■ Problem requirements: Every line of the entries that holds the word "Seite" is to be copied.

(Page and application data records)

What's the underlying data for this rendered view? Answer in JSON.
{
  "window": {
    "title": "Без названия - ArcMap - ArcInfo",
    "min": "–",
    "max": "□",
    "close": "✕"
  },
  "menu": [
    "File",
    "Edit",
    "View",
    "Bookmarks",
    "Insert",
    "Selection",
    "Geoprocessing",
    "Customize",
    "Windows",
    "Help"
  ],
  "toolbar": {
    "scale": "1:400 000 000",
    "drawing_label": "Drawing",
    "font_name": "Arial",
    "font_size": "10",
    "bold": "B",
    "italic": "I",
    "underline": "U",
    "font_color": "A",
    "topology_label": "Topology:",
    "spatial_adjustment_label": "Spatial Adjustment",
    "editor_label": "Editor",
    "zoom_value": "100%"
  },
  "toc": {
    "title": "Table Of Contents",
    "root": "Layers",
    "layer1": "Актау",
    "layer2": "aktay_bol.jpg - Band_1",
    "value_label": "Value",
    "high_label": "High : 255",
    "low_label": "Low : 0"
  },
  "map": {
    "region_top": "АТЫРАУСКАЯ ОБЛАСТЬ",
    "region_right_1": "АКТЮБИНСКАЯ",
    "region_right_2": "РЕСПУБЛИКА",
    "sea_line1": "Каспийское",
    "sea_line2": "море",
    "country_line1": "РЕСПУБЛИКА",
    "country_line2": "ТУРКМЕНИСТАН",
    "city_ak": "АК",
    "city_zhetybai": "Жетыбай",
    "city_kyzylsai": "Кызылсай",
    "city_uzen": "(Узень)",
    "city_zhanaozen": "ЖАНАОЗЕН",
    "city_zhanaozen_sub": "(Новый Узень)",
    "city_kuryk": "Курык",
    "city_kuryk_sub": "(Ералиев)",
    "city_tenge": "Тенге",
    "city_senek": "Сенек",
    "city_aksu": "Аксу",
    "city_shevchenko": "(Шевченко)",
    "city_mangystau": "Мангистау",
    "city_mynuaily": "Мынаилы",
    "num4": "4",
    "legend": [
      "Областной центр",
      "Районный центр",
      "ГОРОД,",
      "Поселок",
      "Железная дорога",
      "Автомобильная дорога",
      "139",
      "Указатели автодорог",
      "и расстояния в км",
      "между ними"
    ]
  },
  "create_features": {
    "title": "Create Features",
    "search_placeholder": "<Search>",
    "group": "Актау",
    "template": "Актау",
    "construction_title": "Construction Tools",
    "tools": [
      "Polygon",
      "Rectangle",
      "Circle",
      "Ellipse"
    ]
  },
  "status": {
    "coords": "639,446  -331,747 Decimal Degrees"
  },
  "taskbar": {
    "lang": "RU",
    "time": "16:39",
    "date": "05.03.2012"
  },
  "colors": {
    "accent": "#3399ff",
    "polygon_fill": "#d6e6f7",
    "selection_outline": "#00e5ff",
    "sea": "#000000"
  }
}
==
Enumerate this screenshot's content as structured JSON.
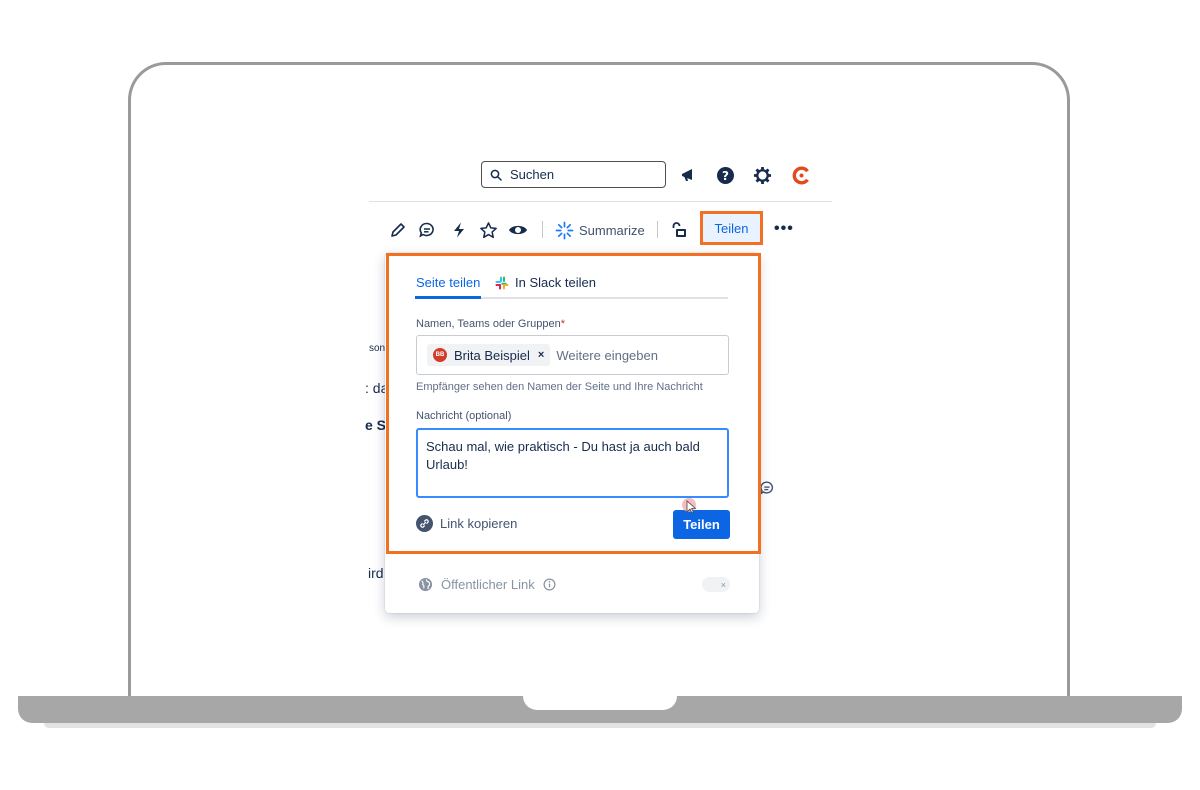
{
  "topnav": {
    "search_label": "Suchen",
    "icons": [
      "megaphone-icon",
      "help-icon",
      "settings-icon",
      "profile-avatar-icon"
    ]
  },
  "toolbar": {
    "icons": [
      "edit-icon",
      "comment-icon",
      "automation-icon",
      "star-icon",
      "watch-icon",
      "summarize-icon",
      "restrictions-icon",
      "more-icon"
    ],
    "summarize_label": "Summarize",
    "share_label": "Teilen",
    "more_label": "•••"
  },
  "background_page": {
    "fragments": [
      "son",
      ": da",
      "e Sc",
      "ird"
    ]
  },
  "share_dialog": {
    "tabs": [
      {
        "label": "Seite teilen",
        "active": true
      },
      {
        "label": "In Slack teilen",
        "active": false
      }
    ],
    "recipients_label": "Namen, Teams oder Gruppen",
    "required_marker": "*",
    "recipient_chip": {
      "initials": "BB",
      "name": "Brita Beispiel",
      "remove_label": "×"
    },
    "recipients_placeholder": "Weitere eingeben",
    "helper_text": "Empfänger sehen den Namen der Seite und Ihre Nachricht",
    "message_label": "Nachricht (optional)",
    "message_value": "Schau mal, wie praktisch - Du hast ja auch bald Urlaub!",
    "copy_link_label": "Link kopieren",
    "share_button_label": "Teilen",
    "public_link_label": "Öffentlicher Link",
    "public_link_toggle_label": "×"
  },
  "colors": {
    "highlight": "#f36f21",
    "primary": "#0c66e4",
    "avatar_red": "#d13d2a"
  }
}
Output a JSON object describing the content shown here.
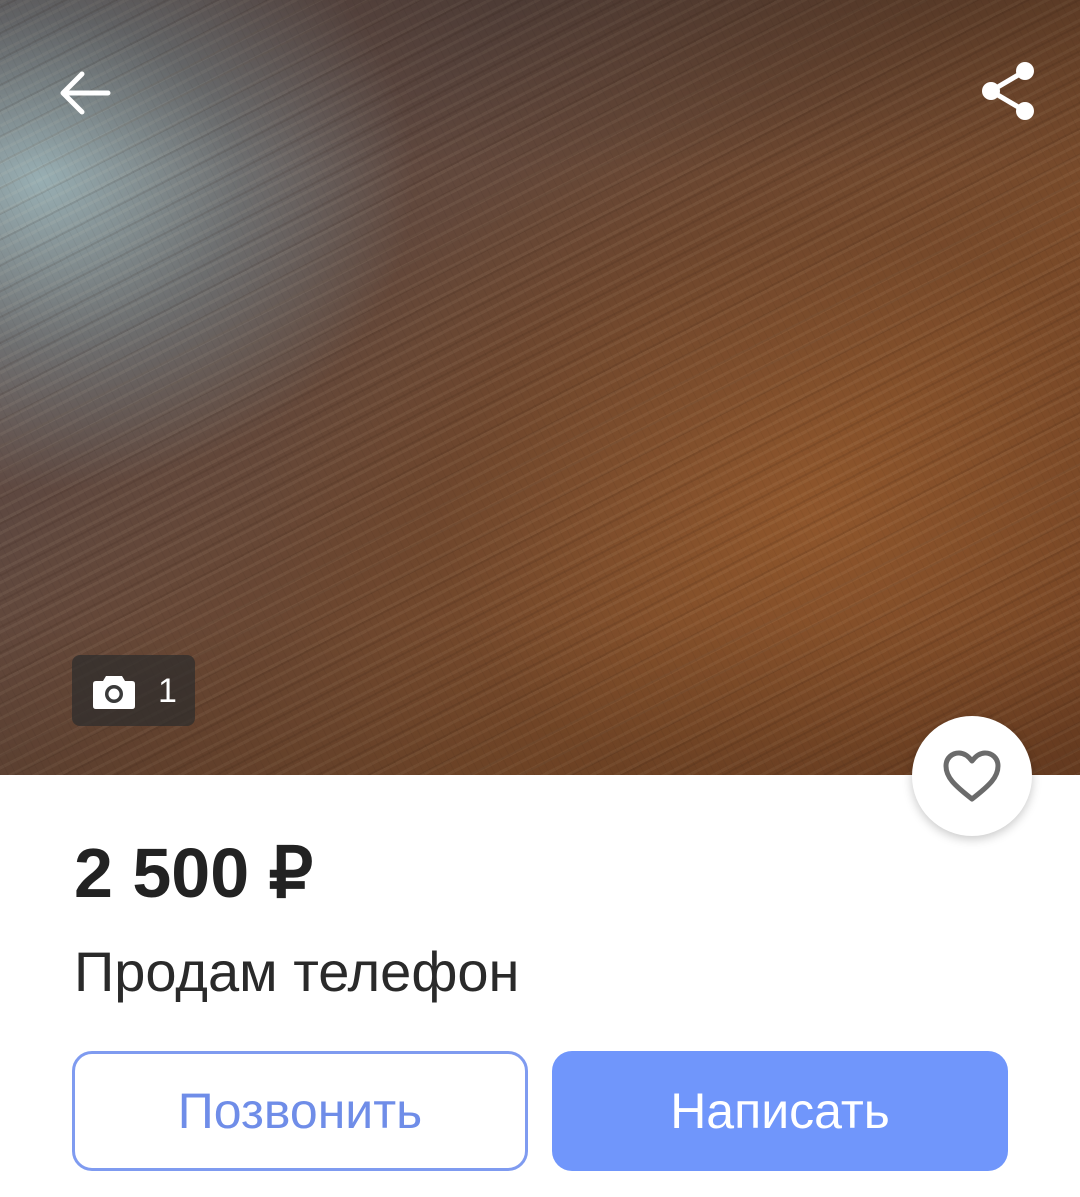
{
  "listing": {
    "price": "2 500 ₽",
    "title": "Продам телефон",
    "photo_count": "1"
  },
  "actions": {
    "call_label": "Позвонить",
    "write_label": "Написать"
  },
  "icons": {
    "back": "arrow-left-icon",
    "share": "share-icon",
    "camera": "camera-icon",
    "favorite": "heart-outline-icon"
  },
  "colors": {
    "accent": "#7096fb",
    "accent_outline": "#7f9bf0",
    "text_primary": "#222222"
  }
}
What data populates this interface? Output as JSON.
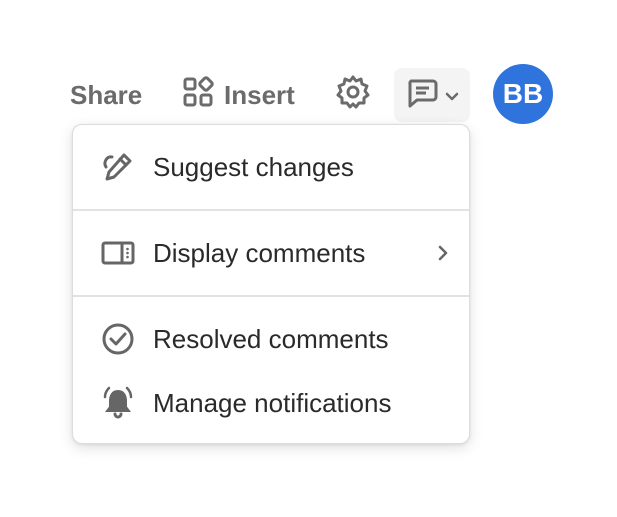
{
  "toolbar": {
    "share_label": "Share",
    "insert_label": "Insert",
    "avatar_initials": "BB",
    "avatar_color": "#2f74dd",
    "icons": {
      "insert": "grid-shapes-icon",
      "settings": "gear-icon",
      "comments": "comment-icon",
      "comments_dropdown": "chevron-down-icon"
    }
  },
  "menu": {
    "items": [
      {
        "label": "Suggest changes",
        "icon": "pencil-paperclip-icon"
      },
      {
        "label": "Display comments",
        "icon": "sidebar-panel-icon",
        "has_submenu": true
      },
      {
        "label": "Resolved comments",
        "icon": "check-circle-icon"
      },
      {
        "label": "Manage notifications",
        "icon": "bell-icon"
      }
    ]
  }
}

■ Answer to this problem:
        "label": "Seite teilen",
    "helper_text": "Empfänger sehen den Namen der Seite und Ihre Nachricht",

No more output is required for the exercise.